=== Section Start ===

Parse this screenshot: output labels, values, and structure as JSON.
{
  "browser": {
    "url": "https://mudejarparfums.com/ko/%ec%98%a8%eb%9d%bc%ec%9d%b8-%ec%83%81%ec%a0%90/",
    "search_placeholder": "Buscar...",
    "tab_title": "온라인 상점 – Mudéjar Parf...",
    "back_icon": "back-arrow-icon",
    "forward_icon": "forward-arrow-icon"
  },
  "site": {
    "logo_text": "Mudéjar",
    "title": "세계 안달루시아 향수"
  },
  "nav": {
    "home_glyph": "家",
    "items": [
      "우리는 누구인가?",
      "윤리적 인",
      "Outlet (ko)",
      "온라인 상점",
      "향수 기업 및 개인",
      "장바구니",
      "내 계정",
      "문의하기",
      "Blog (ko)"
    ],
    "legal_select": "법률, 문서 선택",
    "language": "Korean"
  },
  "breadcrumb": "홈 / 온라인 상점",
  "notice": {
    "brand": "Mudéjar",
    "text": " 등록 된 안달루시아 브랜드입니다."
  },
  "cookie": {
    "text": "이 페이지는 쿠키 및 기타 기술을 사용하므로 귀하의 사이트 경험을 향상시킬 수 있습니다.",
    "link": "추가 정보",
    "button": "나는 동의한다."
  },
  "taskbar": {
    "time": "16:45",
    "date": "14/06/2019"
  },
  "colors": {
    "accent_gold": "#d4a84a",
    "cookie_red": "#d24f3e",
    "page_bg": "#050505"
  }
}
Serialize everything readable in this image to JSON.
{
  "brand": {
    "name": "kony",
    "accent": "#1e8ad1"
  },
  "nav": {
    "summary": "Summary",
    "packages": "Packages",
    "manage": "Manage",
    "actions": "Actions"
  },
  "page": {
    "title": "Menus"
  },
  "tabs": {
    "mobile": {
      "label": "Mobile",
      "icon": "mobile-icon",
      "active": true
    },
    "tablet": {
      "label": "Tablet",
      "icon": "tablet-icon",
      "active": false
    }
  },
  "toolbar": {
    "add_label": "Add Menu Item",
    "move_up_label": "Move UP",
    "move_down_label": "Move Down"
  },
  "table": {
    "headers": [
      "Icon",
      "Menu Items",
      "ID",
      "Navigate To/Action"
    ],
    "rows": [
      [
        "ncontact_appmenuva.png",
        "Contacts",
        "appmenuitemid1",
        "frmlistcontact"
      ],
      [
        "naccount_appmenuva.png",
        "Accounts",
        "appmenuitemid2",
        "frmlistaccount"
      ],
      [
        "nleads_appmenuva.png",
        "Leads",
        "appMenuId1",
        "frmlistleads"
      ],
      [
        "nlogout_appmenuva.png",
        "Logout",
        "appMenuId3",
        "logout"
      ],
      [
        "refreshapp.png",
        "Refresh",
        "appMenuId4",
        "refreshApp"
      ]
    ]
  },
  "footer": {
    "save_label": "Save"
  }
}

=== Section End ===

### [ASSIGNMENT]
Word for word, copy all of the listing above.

### [RESULT OF THE EXERCISE]
Parse this screenshot: output labels, values, and structure as JSON.
{
  "browser": {
    "url": "https://mudejarparfums.com/ko/%ec%98%a8%eb%9d%bc%ec%9d%b8-%ec%83%81%ec%a0%90/",
    "search_placeholder": "Buscar...",
    "tab_title": "온라인 상점 – Mudéjar Parf...",
    "back_icon": "back-arrow-icon",
    "forward_icon": "forward-arrow-icon"
  },
  "site": {
    "logo_text": "Mudéjar",
    "title": "세계 안달루시아 향수"
  },
  "nav": {
    "home_glyph": "家",
    "items": [
      "우리는 누구인가?",
      "윤리적 인",
      "Outlet (ko)",
      "온라인 상점",
      "향수 기업 및 개인",
      "장바구니",
      "내 계정",
      "문의하기",
      "Blog (ko)"
    ],
    "legal_select": "법률, 문서 선택",
    "language": "Korean"
  },
  "breadcrumb": "홈 / 온라인 상점",
  "notice": {
    "brand": "Mudéjar",
    "text": " 등록 된 안달루시아 브랜드입니다."
  },
  "cookie": {
    "text": "이 페이지는 쿠키 및 기타 기술을 사용하므로 귀하의 사이트 경험을 향상시킬 수 있습니다.",
    "link": "추가 정보",
    "button": "나는 동의한다."
  },
  "taskbar": {
    "time": "16:45",
    "date": "14/06/2019"
  },
  "colors": {
    "accent_gold": "#d4a84a",
    "cookie_red": "#d24f3e",
    "page_bg": "#050505"
  }
}
Serialize everything readable in this image to JSON.
{
  "brand": {
    "name": "kony",
    "accent": "#1e8ad1"
  },
  "nav": {
    "summary": "Summary",
    "packages": "Packages",
    "manage": "Manage",
    "actions": "Actions"
  },
  "page": {
    "title": "Menus"
  },
  "tabs": {
    "mobile": {
      "label": "Mobile",
      "icon": "mobile-icon",
      "active": true
    },
    "tablet": {
      "label": "Tablet",
      "icon": "tablet-icon",
      "active": false
    }
  },
  "toolbar": {
    "add_label": "Add Menu Item",
    "move_up_label": "Move UP",
    "move_down_label": "Move Down"
  },
  "table": {
    "headers": [
      "Icon",
      "Menu Items",
      "ID",
      "Navigate To/Action"
    ],
    "rows": [
      [
        "ncontact_appmenuva.png",
        "Contacts",
        "appmenuitemid1",
        "frmlistcontact"
      ],
      [
        "naccount_appmenuva.png",
        "Accounts",
        "appmenuitemid2",
        "frmlistaccount"
      ],
      [
        "nleads_appmenuva.png",
        "Leads",
        "appMenuId1",
        "frmlistleads"
      ],
      [
        "nlogout_appmenuva.png",
        "Logout",
        "appMenuId3",
        "logout"
      ],
      [
        "refreshapp.png",
        "Refresh",
        "appMenuId4",
        "refreshApp"
      ]
    ]
  },
  "footer": {
    "save_label": "Save"
  }
}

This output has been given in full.